◆ **Exercise details**
Collect every line of the records below that contains the word "desc".

◆ **Material for this exercise**
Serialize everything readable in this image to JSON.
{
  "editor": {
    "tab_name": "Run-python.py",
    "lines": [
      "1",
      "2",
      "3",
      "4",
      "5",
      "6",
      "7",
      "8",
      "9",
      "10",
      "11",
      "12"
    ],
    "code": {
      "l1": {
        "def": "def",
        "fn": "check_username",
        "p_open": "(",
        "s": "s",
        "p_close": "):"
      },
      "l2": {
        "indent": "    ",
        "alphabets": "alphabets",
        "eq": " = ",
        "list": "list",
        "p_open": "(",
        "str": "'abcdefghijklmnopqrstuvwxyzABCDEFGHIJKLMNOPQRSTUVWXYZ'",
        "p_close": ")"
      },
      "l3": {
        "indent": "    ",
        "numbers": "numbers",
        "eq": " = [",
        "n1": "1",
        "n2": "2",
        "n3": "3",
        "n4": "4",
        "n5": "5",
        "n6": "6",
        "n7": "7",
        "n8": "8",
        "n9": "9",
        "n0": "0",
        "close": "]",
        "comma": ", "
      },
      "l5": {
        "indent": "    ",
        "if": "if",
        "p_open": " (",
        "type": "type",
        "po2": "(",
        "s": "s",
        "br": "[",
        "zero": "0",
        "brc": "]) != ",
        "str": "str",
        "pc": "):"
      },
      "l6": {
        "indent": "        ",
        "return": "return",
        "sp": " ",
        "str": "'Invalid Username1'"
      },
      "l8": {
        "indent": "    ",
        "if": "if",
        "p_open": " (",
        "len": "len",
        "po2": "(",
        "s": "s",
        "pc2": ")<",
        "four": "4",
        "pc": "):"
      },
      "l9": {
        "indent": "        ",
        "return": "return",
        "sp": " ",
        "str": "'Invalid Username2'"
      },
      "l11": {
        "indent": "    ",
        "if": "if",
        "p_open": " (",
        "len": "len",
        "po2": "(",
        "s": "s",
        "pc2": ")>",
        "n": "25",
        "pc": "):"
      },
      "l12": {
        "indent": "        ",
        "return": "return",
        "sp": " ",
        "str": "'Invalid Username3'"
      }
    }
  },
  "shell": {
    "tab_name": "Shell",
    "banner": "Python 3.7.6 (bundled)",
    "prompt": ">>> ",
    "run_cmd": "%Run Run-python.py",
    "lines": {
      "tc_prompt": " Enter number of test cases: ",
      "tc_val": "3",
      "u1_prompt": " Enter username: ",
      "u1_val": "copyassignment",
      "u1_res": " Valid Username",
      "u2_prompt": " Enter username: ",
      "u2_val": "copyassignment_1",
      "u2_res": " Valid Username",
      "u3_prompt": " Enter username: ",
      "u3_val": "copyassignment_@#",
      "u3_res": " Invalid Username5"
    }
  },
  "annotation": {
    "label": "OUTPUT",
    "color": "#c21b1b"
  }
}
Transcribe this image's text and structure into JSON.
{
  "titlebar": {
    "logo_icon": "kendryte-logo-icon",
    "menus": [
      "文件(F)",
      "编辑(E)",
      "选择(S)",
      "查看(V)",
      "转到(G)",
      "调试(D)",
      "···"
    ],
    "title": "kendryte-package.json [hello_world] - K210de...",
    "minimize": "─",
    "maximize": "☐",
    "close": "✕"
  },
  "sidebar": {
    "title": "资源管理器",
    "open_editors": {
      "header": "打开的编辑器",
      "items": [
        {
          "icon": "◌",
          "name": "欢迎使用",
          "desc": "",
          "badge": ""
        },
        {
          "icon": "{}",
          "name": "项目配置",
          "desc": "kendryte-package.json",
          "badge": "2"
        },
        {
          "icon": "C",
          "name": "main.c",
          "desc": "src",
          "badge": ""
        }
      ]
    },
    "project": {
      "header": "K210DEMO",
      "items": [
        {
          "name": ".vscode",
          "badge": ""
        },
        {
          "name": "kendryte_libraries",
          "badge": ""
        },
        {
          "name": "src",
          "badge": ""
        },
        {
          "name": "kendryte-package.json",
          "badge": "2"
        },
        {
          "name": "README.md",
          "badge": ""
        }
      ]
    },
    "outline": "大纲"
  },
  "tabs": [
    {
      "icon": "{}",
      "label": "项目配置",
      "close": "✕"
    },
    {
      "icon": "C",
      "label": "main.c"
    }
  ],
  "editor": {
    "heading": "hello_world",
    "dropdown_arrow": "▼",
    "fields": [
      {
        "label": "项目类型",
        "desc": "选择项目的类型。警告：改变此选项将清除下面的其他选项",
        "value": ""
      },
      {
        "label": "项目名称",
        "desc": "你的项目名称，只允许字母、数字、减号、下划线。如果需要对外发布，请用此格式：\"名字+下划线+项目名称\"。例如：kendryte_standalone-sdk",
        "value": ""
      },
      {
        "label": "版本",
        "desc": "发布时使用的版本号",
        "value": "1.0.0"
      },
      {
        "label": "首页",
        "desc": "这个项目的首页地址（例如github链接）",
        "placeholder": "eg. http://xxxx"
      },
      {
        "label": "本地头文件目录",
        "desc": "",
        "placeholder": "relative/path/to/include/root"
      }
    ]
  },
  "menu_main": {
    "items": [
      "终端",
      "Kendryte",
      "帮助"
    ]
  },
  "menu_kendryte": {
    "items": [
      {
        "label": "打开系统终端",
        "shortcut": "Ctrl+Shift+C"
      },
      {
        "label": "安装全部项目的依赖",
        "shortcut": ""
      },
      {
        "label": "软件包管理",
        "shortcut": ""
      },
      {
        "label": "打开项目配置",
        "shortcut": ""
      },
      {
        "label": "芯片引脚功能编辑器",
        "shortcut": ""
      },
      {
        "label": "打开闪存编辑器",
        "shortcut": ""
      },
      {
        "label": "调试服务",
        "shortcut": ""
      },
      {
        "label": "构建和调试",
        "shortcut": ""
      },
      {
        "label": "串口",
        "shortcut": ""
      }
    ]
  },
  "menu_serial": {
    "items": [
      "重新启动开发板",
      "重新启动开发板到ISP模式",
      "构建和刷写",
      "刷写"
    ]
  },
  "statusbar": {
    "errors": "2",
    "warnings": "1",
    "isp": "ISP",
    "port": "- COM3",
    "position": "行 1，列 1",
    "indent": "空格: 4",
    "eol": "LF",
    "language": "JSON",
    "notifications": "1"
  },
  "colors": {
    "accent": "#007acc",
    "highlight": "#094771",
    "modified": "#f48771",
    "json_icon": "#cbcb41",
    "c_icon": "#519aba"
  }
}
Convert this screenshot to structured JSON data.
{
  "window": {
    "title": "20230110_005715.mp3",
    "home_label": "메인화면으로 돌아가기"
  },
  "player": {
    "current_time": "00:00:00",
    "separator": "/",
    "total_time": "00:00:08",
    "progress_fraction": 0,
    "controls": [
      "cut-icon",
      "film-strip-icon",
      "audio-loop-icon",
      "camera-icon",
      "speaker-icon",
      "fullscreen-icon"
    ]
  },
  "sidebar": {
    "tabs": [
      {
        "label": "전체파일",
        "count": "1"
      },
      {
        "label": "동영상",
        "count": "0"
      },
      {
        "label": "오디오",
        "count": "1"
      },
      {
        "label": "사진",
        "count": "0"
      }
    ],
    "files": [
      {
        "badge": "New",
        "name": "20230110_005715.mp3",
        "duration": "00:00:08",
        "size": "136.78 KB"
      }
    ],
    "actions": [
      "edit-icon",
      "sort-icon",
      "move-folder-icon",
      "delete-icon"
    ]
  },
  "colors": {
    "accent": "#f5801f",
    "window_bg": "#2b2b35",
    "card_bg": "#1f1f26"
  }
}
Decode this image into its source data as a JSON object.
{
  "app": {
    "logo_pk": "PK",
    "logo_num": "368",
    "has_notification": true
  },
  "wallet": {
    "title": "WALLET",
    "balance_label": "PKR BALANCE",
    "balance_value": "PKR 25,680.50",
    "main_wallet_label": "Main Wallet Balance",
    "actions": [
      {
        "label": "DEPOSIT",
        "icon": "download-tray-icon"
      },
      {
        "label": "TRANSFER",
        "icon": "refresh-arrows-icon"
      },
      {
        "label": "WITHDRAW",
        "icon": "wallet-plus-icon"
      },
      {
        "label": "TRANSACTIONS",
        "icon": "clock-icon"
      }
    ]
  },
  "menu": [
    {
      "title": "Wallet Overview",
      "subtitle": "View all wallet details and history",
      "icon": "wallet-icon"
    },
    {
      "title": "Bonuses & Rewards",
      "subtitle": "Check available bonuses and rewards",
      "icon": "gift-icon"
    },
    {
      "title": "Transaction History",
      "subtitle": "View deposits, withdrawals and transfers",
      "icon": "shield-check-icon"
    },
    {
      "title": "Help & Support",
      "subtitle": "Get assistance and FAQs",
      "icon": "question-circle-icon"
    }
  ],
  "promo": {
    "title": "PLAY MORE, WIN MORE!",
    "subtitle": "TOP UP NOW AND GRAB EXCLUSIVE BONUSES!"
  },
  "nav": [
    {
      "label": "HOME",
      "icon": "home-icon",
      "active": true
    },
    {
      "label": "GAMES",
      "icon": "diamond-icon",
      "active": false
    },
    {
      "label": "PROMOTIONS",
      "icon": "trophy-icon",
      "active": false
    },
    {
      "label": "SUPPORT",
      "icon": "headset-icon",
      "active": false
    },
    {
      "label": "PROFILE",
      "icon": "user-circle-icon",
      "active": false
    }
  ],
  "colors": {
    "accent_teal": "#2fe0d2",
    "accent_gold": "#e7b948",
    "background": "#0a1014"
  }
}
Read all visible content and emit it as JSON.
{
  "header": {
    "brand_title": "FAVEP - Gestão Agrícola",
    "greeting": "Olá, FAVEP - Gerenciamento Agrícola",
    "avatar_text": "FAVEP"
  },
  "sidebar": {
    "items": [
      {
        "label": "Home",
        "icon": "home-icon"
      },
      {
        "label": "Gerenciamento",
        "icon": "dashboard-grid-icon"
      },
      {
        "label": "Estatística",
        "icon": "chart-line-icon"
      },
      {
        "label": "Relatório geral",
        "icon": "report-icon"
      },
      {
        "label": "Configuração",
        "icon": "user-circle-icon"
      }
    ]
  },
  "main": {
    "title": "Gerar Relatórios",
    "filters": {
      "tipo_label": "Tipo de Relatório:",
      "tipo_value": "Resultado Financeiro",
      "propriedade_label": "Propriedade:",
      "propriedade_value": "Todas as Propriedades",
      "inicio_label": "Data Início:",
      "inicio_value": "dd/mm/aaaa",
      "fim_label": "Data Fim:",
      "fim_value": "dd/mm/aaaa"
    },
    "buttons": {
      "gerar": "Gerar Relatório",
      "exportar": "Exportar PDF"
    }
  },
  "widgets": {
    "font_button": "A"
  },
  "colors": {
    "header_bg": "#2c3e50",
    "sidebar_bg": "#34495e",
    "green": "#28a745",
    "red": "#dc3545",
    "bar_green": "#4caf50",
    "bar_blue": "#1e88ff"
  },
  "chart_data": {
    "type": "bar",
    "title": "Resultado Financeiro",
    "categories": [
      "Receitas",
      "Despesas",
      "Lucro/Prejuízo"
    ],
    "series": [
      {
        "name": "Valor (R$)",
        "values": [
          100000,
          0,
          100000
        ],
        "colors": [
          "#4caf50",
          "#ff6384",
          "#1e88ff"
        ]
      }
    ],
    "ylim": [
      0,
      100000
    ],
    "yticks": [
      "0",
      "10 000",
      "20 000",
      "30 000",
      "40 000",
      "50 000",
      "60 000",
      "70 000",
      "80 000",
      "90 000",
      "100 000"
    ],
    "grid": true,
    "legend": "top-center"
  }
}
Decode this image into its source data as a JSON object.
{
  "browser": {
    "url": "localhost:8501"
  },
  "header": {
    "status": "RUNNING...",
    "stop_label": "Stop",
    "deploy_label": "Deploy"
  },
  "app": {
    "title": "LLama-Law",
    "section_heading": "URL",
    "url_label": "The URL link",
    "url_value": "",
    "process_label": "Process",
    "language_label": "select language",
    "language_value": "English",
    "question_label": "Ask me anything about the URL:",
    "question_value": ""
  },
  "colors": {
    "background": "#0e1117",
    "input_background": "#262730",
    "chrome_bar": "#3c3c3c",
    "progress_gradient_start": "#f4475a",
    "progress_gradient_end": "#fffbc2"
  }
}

◆ **Solved exercise**
          "desc": "",
          "desc": "kendryte-package.json",
          "desc": "src",
        "desc": "选择项目的类型。警告：改变此选项将清除下面的其他选项",
        "desc": "你的项目名称，只允许字母、数字、减号、下划线。如果需要对外发布，请用此格式：\"名字+下划线+项目名称\"。例如：kendryte_standalone-sdk",
        "desc": "发布时使用的版本号",
        "desc": "这个项目的首页地址（例如github链接）",
        "desc": "",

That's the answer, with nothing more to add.